On January 10, British Business Secretary Grant Shapps said that he would submit an anti-strike bill to the British Parliament that day. The bill, which requires some union members to work even during strikes, is aimed at ensuring minimum service levels can be maintained in the public sector during strikes.
On the 10th, due to the failure to reach a consensus with the Scottish regional government on the salary dispute, elementary school teachers from several unions in Scotland went on strike, resulting in the closure of a large number of schools in the area. In addition, secondary school teachers in Scotland plan to strike on the 11th.

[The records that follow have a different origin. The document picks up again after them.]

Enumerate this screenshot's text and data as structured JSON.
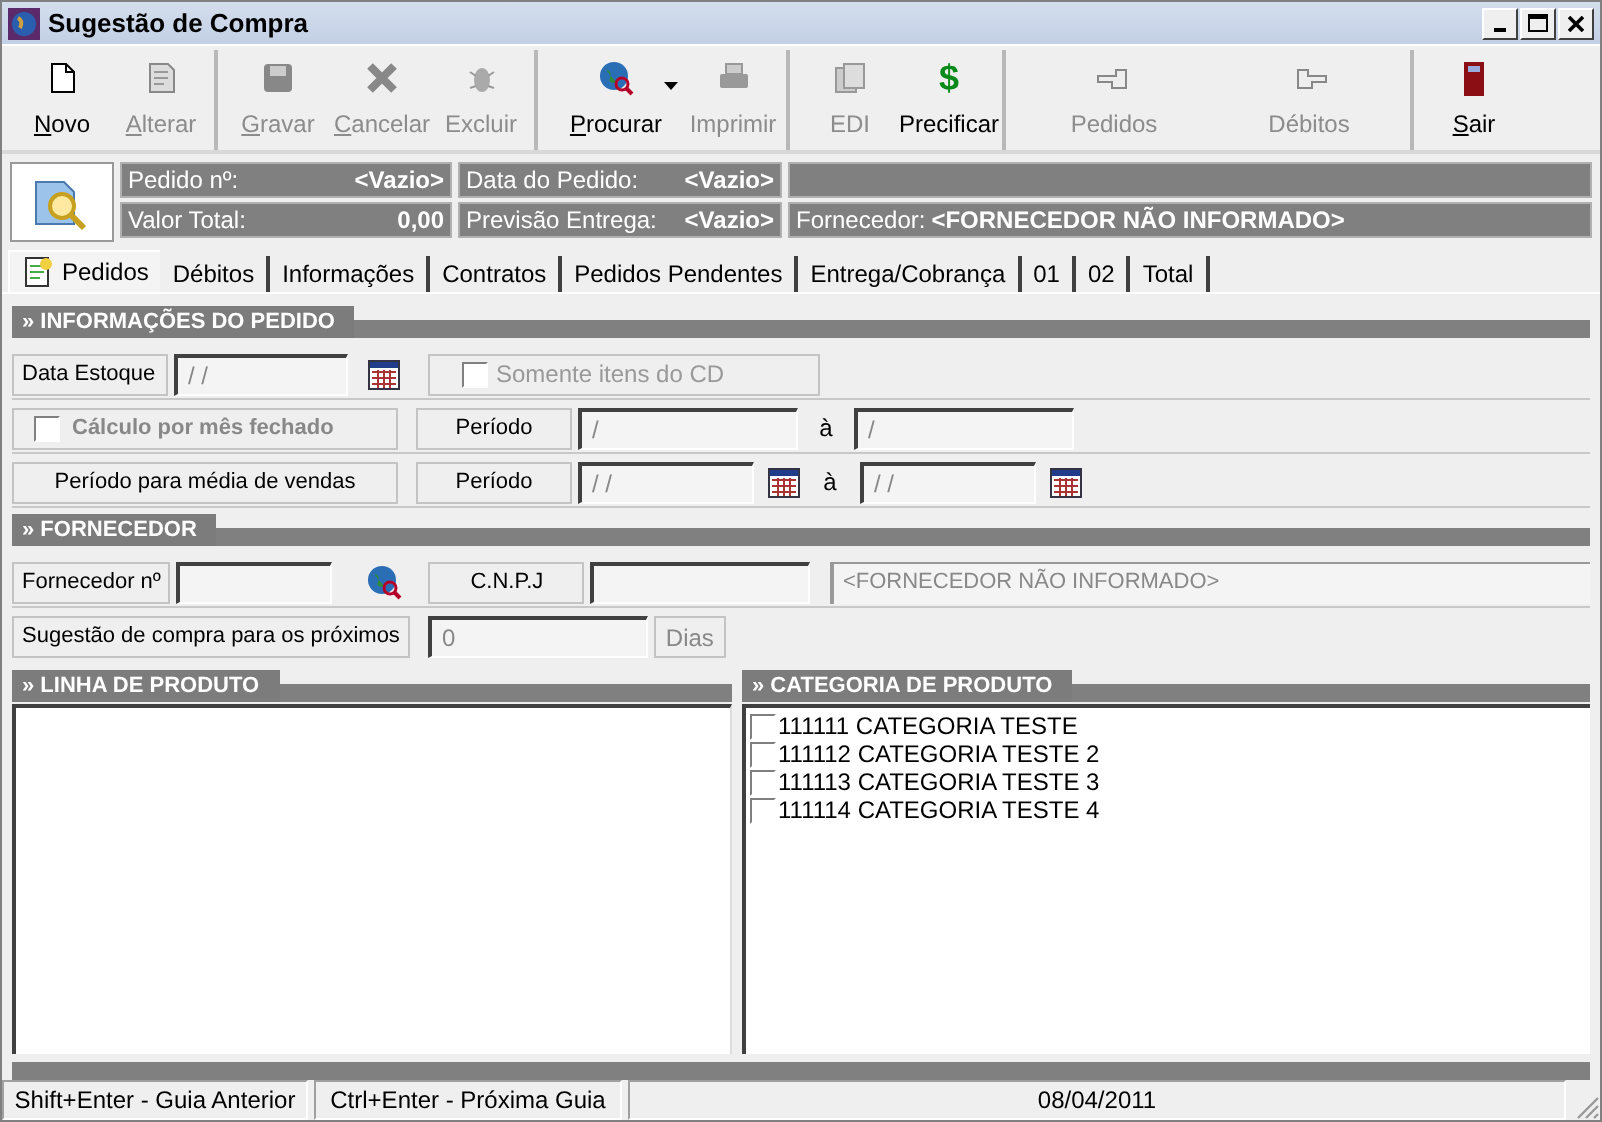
{
  "window": {
    "title": "Sugestão de Compra"
  },
  "toolbar": [
    {
      "label": "Novo",
      "disabled": false,
      "mnemonic": true,
      "separator_after": false
    },
    {
      "label": "Alterar",
      "disabled": true,
      "mnemonic": true,
      "separator_after": true
    },
    {
      "label": "Gravar",
      "disabled": true,
      "mnemonic": true,
      "separator_after": false
    },
    {
      "label": "Cancelar",
      "disabled": true,
      "mnemonic": true,
      "separator_after": false
    },
    {
      "label": "Excluir",
      "disabled": true,
      "mnemonic": false,
      "separator_after": true
    },
    {
      "label": "Procurar",
      "disabled": false,
      "mnemonic": true,
      "dropdown": true,
      "separator_after": false
    },
    {
      "label": "Imprimir",
      "disabled": true,
      "mnemonic": false,
      "separator_after": true
    },
    {
      "label": "EDI",
      "disabled": true,
      "mnemonic": false,
      "separator_after": false
    },
    {
      "label": "Precificar",
      "glyph": "$",
      "disabled": false,
      "mnemonic": false,
      "separator_after": true
    },
    {
      "label": "Pedidos",
      "disabled": true,
      "mnemonic": false,
      "separator_after": false
    },
    {
      "label": "Débitos",
      "disabled": true,
      "mnemonic": false,
      "separator_after": true
    },
    {
      "label": "Sair",
      "disabled": false,
      "mnemonic": true,
      "separator_after": false
    }
  ],
  "header": {
    "pedido_label": "Pedido nº:",
    "pedido_value": "<Vazio>",
    "data_label": "Data do Pedido:",
    "data_value": "<Vazio>",
    "total_label": "Valor Total:",
    "total_value": "0,00",
    "previsao_label": "Previsão Entrega:",
    "previsao_value": "<Vazio>",
    "fornecedor_label": "Fornecedor:",
    "fornecedor_value": "<FORNECEDOR NÃO INFORMADO>"
  },
  "tabs": [
    {
      "label": "Pedidos",
      "selected": true
    },
    {
      "label": "Débitos",
      "selected": false
    },
    {
      "label": "Informações",
      "selected": false
    },
    {
      "label": "Contratos",
      "selected": false
    },
    {
      "label": "Pedidos Pendentes",
      "selected": false
    },
    {
      "label": "Entrega/Cobrança",
      "selected": false
    },
    {
      "label": "01",
      "selected": false
    },
    {
      "label": "02",
      "selected": false
    },
    {
      "label": "Total",
      "selected": false
    }
  ],
  "order_info": {
    "title": "» INFORMAÇÕES DO PEDIDO",
    "data_estoque": {
      "label": "Data Estoque",
      "value": "/ /"
    },
    "somente_cd": {
      "label": "Somente itens do CD",
      "checked": false,
      "disabled": true
    },
    "calculo": {
      "label": "Cálculo por mês fechado",
      "checked": false,
      "disabled": true
    },
    "periodo": {
      "label": "Período",
      "from": "/",
      "to_label": "à",
      "to": "/"
    },
    "media": {
      "label": "Período para média de vendas",
      "periodo_label": "Período",
      "from": "/ /",
      "to_label": "à",
      "to": "/ /"
    }
  },
  "supplier": {
    "title": "» FORNECEDOR",
    "number_label": "Fornecedor nº",
    "cnpj_label": "C.N.P.J",
    "name_value": "<FORNECEDOR NÃO INFORMADO>",
    "suggestion_label": "Sugestão de compra para os próximos",
    "suggestion_value": "0",
    "suggestion_unit": "Dias"
  },
  "product_line": {
    "title": "» LINHA DE PRODUTO"
  },
  "product_category": {
    "title": "» CATEGORIA DE PRODUTO",
    "items": [
      {
        "label": "111111 CATEGORIA TESTE",
        "checked": false
      },
      {
        "label": "111112 CATEGORIA TESTE 2",
        "checked": false
      },
      {
        "label": "111113 CATEGORIA TESTE 3",
        "checked": false
      },
      {
        "label": "111114 CATEGORIA TESTE 4",
        "checked": false
      }
    ]
  },
  "status_bar": [
    "Shift+Enter - Guia Anterior",
    "Ctrl+Enter - Próxima Guia",
    "08/04/2011"
  ]
}
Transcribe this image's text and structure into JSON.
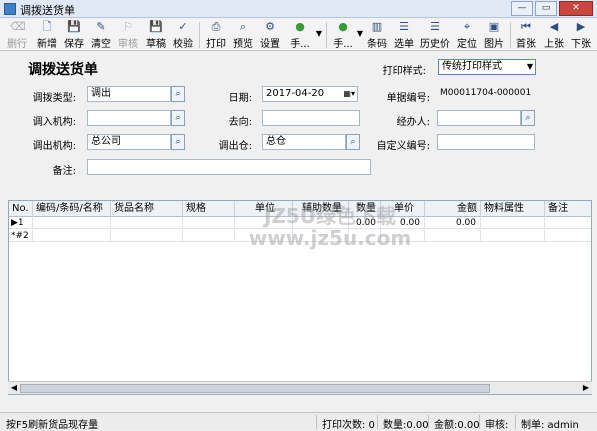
{
  "window": {
    "title": "调拨送货单",
    "buttons": [
      "—",
      "▭",
      "✕"
    ]
  },
  "toolbar": {
    "items": [
      {
        "label": "删行",
        "icon": "delete-row-icon",
        "glyph": "⌫",
        "enabled": false
      },
      {
        "label": "新增",
        "icon": "new-icon",
        "glyph": "🗋",
        "enabled": true
      },
      {
        "label": "保存",
        "icon": "save-icon",
        "glyph": "💾",
        "enabled": true
      },
      {
        "label": "清空",
        "icon": "clear-icon",
        "glyph": "✎",
        "enabled": true
      },
      {
        "label": "审核",
        "icon": "audit-icon",
        "glyph": "⚐",
        "enabled": false
      },
      {
        "label": "草稿",
        "icon": "draft-icon",
        "glyph": "💾",
        "enabled": true
      },
      {
        "label": "校验",
        "icon": "verify-icon",
        "glyph": "✓",
        "enabled": true
      },
      {
        "label": "打印",
        "icon": "print-icon",
        "glyph": "⎙",
        "enabled": true
      },
      {
        "label": "预览",
        "icon": "preview-icon",
        "glyph": "⌕",
        "enabled": true
      },
      {
        "label": "设置",
        "icon": "settings-icon",
        "glyph": "⚙",
        "enabled": true
      },
      {
        "label": "手...",
        "icon": "manual-icon",
        "glyph": "●",
        "enabled": true
      },
      {
        "label": "手...",
        "icon": "manual2-icon",
        "glyph": "●",
        "enabled": true
      },
      {
        "label": "条码",
        "icon": "barcode-icon",
        "glyph": "▥",
        "enabled": true
      },
      {
        "label": "选单",
        "icon": "select-order-icon",
        "glyph": "☰",
        "enabled": true
      },
      {
        "label": "历史价",
        "icon": "history-price-icon",
        "glyph": "☰",
        "enabled": true
      },
      {
        "label": "定位",
        "icon": "locate-icon",
        "glyph": "⌖",
        "enabled": true
      },
      {
        "label": "图片",
        "icon": "image-icon",
        "glyph": "▣",
        "enabled": true
      },
      {
        "label": "首张",
        "icon": "first-icon",
        "glyph": "⏮",
        "enabled": true
      },
      {
        "label": "上张",
        "icon": "prev-icon",
        "glyph": "◀",
        "enabled": true
      },
      {
        "label": "下张",
        "icon": "next-icon",
        "glyph": "▶",
        "enabled": true
      }
    ]
  },
  "form": {
    "doc_title": "调拨送货单",
    "print_style_label": "打印样式:",
    "print_style_value": "传统打印样式",
    "transfer_type_label": "调拨类型:",
    "transfer_type_value": "调出",
    "date_label": "日期:",
    "date_value": "2017-04-20",
    "doc_no_label": "单据编号:",
    "doc_no_value": "M00011704-000001",
    "in_org_label": "调入机构:",
    "in_org_value": "",
    "destination_label": "去向:",
    "destination_value": "",
    "handler_label": "经办人:",
    "handler_value": "",
    "out_org_label": "调出机构:",
    "out_org_value": "总公司",
    "out_warehouse_label": "调出仓:",
    "out_warehouse_value": "总仓",
    "custom_no_label": "自定义编号:",
    "custom_no_value": "",
    "remark_label": "备注:",
    "remark_value": ""
  },
  "grid": {
    "columns": [
      "No.",
      "编码/条码/名称",
      "货品名称",
      "规格",
      "单位",
      "辅助数量",
      "数量",
      "单价",
      "金额",
      "物料属性",
      "备注"
    ],
    "rows": [
      {
        "no": "▶1",
        "code": "",
        "name": "",
        "spec": "",
        "unit": "",
        "aux_qty": "",
        "qty": "0.00",
        "price": "0.00",
        "amount": "0.00",
        "material": "",
        "remark": ""
      },
      {
        "no": "*#2",
        "code": "",
        "name": "",
        "spec": "",
        "unit": "",
        "aux_qty": "",
        "qty": "",
        "price": "",
        "amount": "",
        "material": "",
        "remark": ""
      }
    ],
    "watermark_line1": "JZ5U绿色下载",
    "watermark_line2": "www.jz5u.com"
  },
  "status": {
    "hint": "按F5刷新货品现存量",
    "print_count": "打印次数: 0",
    "quantity": "数量:0.00",
    "amount": "金额:0.00",
    "auditor": "审核:",
    "maker": "制单: admin"
  }
}
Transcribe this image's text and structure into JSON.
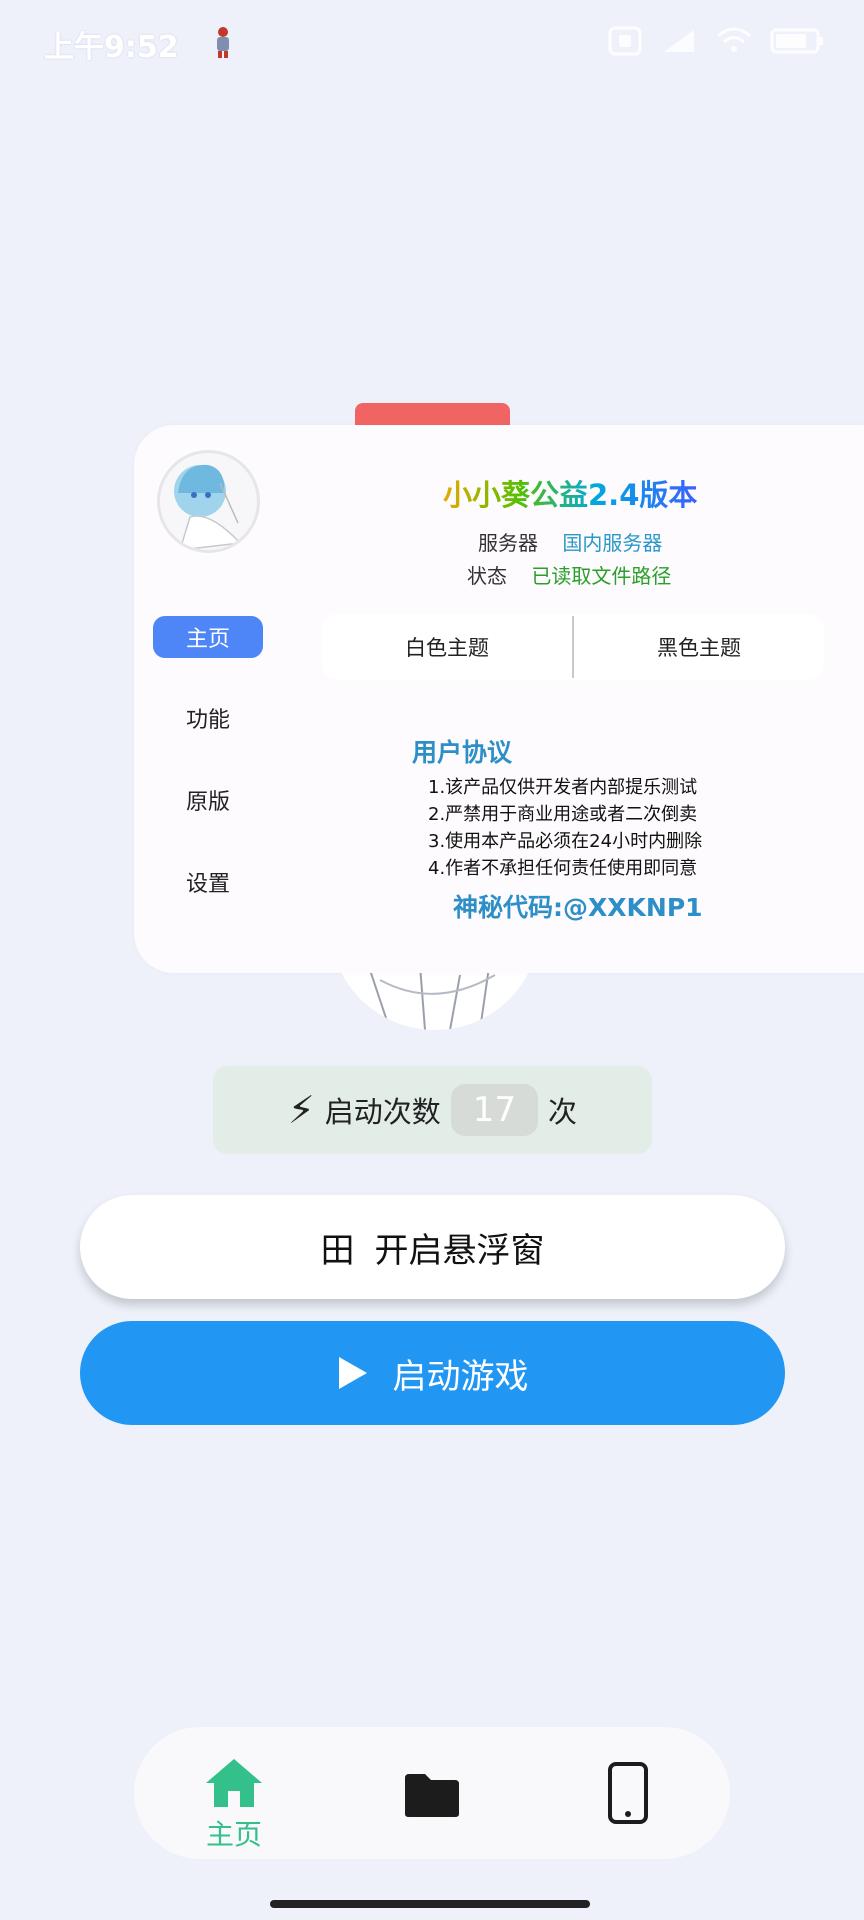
{
  "status_bar": {
    "time": "上午9:52",
    "battery": ""
  },
  "app": {
    "title": "小小葵公益2.4版本",
    "server_label": "服务器",
    "server_value": "国内服务器",
    "status_label": "状态",
    "status_value": "已读取文件路径"
  },
  "side_nav": [
    {
      "label": "主页",
      "active": true
    },
    {
      "label": "功能",
      "active": false
    },
    {
      "label": "原版",
      "active": false
    },
    {
      "label": "设置",
      "active": false
    }
  ],
  "theme": {
    "light": "白色主题",
    "dark": "黑色主题"
  },
  "agreement": {
    "title": "用户协议",
    "lines": [
      "1.该产品仅供开发者内部提乐测试",
      "2.严禁用于商业用途或者二次倒卖",
      "3.使用本产品必须在24小时内删除",
      "4.作者不承担任何责任使用即同意"
    ],
    "secret_code": "神秘代码:@XXKNP1"
  },
  "counter": {
    "prefix": "启动次数",
    "count": "17",
    "suffix": "次",
    "icon": "lightning-icon"
  },
  "buttons": {
    "float_icon": "田",
    "float_label": "开启悬浮窗",
    "start_label": "启动游戏"
  },
  "bottom_nav": {
    "home_label": "主页"
  },
  "colors": {
    "accent": "#2196f3",
    "nav_active": "#33c08a",
    "side_active": "#4f86f7"
  }
}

According to British media reports, on the 9th local time, several ministerial officials of the British government met with relevant trade unions separately to try to end the wave of strikes in various industries, from medical care to transportation. Among them, the transport secretary met with the railway union; the education secretary met with the teachers’ union, and the health secretary met with the union representing ambulance staff and nurses. But the relevant unions were not satisfied with the results of the negotiations.